“How people act when they are struggling to cope is different for everyone – people may seem distant or upset, but suicidal thoughts are often temporary – so if something doesn’t feel right, trust your instincts and try and start a conversation. Whether that’s on a journey home from work as we start to travel more or someone you may pass in the street – any one of us could have an opportunity to save a life. Let’s start a conversation and work together to prevent suicide.”
Initially launched in 2017, Small Talk Saves Lives was developed after research showed passengers have a key role to play in suicide prevention.** The latest phase of Small Talk Saves Lives has the backing from leading suicide prevention expert and psychologist, Associate Professor Lisa Marzano, from Middlesex University. Further new research from Marzano has confirmed that when asked, people with experience of suicidal thoughts said that verbal interventions, including small talk, providing reassurance and listening, are the most helpful things a person can do to respond to someone in a crisis.***
Associate Professor Lisa Marzano, Middlesex University said: “I am pleased to support Samaritans’ latest phase of Small Talk Saves Lives. This important campaign remains a testament to the fact that we can all play a crucial role in preventing suicide and help someone who may be in need by looking out for one another. It could save lives.”
Rupert Lown, chief health and safety officer at Network Rail, said: “As lockdown restrictions lift, it’s essential that we continue to take care of ourselves and each other. That’s why we’re supporting Small Talk Saves Lives and encouraging passengers to join our staff to look out for someone who may be in emotional distress and start up a conversation. When you’ve initiated a conversation, listen to what they have to say and repeat it back to them to make them feel listened to and understood. Suicide is preventable, so let’s work together to start conversations and save lives.”
British Transport Police Assistant Chief Constable Charlie Doyle,said: “When our officers make lifesaving interventions, they may simply start by saying hello and engaging the person in conversation. There’s no magic formula for what to say – I’ve heard of officers chatting about the weather or the football. What I’d like the public to take from this campaign is that everyone has the ability to make a difference. Starting a conversation can be all that it takes. We’re not suggesting people intervene if they don’t feel comfortable or safe to do so. They can tell a member of rail staff or a police officer – many of whom have been trained by Samaritans – or call 999.”

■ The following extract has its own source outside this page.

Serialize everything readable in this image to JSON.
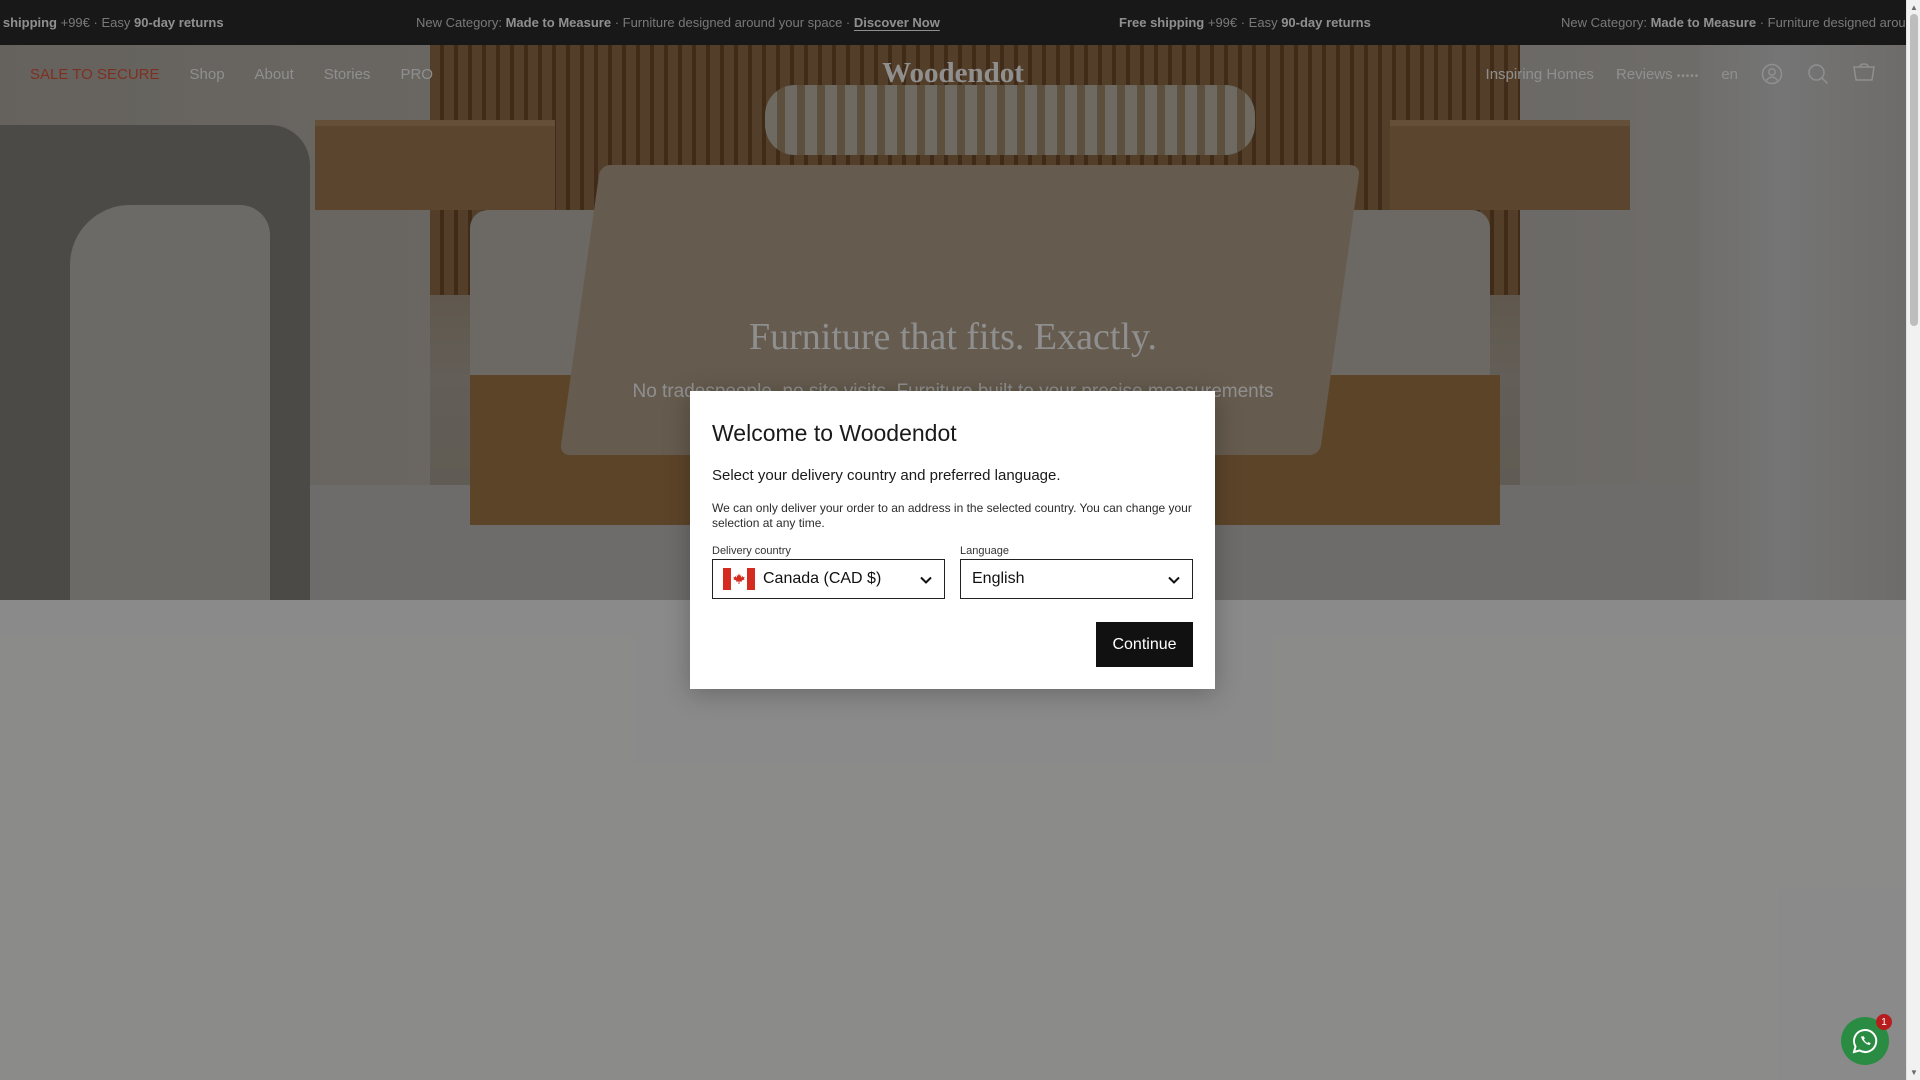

Rail Minister Chris Heaton Harris said: “We have all been through a year of difficulty, many feeling cut off from friends and family, so it is more important than ever for people to look out for each other. The work that Samaritans is doing on our rail network is vitally important to so many people. It is incredibly reassuring to see how comforting just a few small words can be to those struggling.”